▸ **PROBLEM STATEMENT**:
Could you please reproduce the entries exactly, leaving out any pictures?

◆ ◆ ◆ ◆

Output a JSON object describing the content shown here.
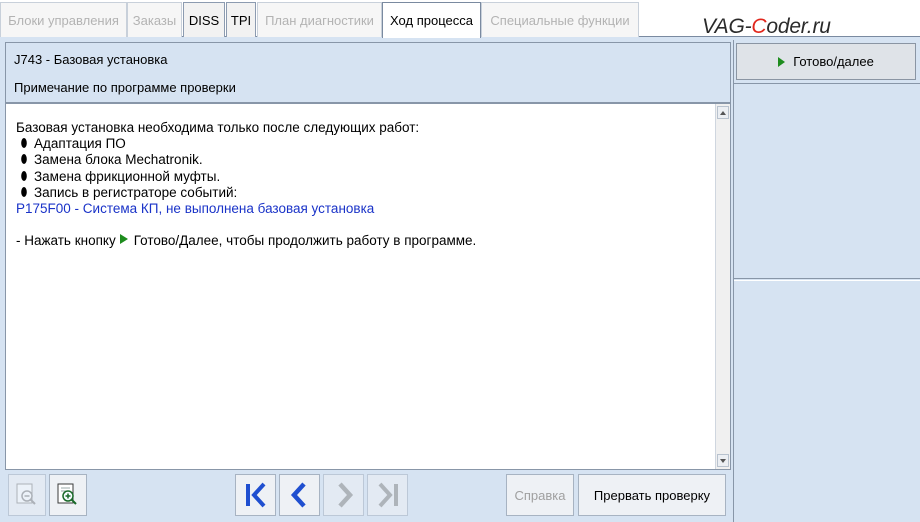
{
  "tabs": [
    {
      "label": "Блоки управления",
      "state": "disabled"
    },
    {
      "label": "Заказы",
      "state": "disabled"
    },
    {
      "label": "DISS",
      "state": "enabled"
    },
    {
      "label": "TPI",
      "state": "enabled"
    },
    {
      "label": "План диагностики",
      "state": "disabled"
    },
    {
      "label": "Ход процесса",
      "state": "active"
    },
    {
      "label": "Специальные функции",
      "state": "disabled"
    }
  ],
  "watermark": {
    "pre": "VAG-",
    "accent": "C",
    "post": "oder.ru"
  },
  "header": {
    "title": "J743 - Базовая установка",
    "subtitle": "Примечание по программе проверки"
  },
  "content": {
    "intro": "Базовая установка необходима только после следующих работ:",
    "bullets": [
      "Адаптация ПО",
      "Замена блока Mechatronik.",
      "Замена фрикционной муфты.",
      "Запись в регистраторе событий:"
    ],
    "fault_line": "P175F00 - Система КП, не выполнена базовая установка",
    "instruction_before": "- Нажать кнопку",
    "instruction_after": "Готово/Далее, чтобы продолжить работу в программе."
  },
  "toolbar": {
    "help_label": "Справка",
    "abort_label": "Прервать проверку"
  },
  "right_panel": {
    "ready_label": "Готово/далее"
  },
  "colors": {
    "background": "#d6e3f2",
    "fault_text": "#1a33c8",
    "play_green": "#1e8c1e",
    "nav_blue": "#1f4fd0",
    "watermark_accent": "#e1261c"
  }
}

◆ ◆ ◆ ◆

▸ **ANSWER TO THIS PROBLEM**:
Output a JSON object describing the content shown here.
{
  "tabs": [
    {
      "label": "Блоки управления",
      "state": "disabled"
    },
    {
      "label": "Заказы",
      "state": "disabled"
    },
    {
      "label": "DISS",
      "state": "enabled"
    },
    {
      "label": "TPI",
      "state": "enabled"
    },
    {
      "label": "План диагностики",
      "state": "disabled"
    },
    {
      "label": "Ход процесса",
      "state": "active"
    },
    {
      "label": "Специальные функции",
      "state": "disabled"
    }
  ],
  "watermark": {
    "pre": "VAG-",
    "accent": "C",
    "post": "oder.ru"
  },
  "header": {
    "title": "J743 - Базовая установка",
    "subtitle": "Примечание по программе проверки"
  },
  "content": {
    "intro": "Базовая установка необходима только после следующих работ:",
    "bullets": [
      "Адаптация ПО",
      "Замена блока Mechatronik.",
      "Замена фрикционной муфты.",
      "Запись в регистраторе событий:"
    ],
    "fault_line": "P175F00 - Система КП, не выполнена базовая установка",
    "instruction_before": "- Нажать кнопку",
    "instruction_after": "Готово/Далее, чтобы продолжить работу в программе."
  },
  "toolbar": {
    "help_label": "Справка",
    "abort_label": "Прервать проверку"
  },
  "right_panel": {
    "ready_label": "Готово/далее"
  },
  "colors": {
    "background": "#d6e3f2",
    "fault_text": "#1a33c8",
    "play_green": "#1e8c1e",
    "nav_blue": "#1f4fd0",
    "watermark_accent": "#e1261c"
  }
}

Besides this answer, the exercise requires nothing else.